Let's start with the simplest wave count.  The first question we have to ask ourselves is if we believe this decline will be an ABC or a five-wave impulsive decline at higher degree -- and the honest answer is that no one knows for certain.  By all rights, momentum and most other indicators suggest that the final bottom isn't in yet, so odds favor new lows to come.  Therefore, we can make the assumption that we're in wave (4)-up with (5)-down to come, but we do have to remain aware that this is only an assumption.

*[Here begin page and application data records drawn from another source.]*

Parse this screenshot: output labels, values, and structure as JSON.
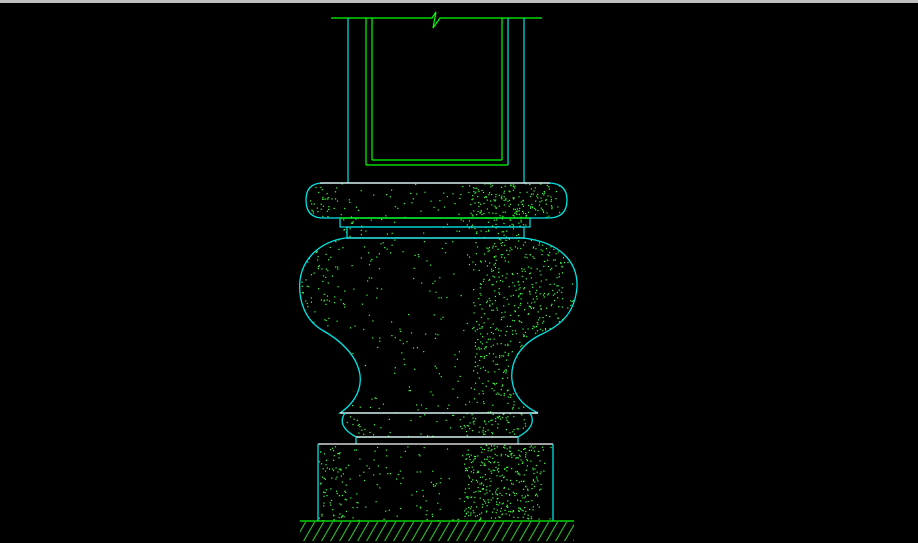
{
  "canvas": {
    "background": "#000000",
    "frame_strip_color": "#c0c0c0"
  },
  "colors": {
    "outline": "#00e5e5",
    "inner_line": "#00ff00",
    "section_line": "#ffffff",
    "stipple": "#40ff40",
    "hatch": "#33cc33"
  },
  "drawing": {
    "subject": "column-base-elevation",
    "parts": [
      "pedestal-shaft",
      "break-line",
      "upper-torus-molding",
      "upper-fillet",
      "vase-body",
      "lower-collar",
      "plinth-block",
      "ground-hatch"
    ],
    "stipple_density": "medium"
  }
}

For the record, the gray path to "or (4)" shown below would be my "perfect world" outcome here, as follows:  A quick pop today, followed by a decline that breaks the prior low (probably finding support near 1814) then a sudden rally up toward 1898 +/-, and then another decline to new lows.



The question bears will ask is why I have wave (5) labeled near 1814, because that's far too short for typical Elliott Wave expectations.  I'll answer that with the daily chart below.  Note that the gray path I outlined above would work as one solution to resolve these conflicting market pressures.



The near-term chart is a little more complex.

On Wednesday, I published the following chart in our forums, and I'd like to update it and make it public now.  This chart has the potential to be a bit confusing, but suffice it to say that during Wednesday's session, I began viewing the last decline as (yes, another) extended fifth wave.  Be aware that red 5 of (3)/C does not end at blue 1 -- in this count, blue 1 is actually the first wave of red 5 (thus wave 3 is not the shortest wave).
 


In conclusion, to keep things as simple as possible with the market in a very complex position:  My perfect world outcome would be the gray path shown on the first chart.  That could always be blown up as early as today's session, though, so I've outlined some additional signals and levels on the 10-minute chart.  Trade safe.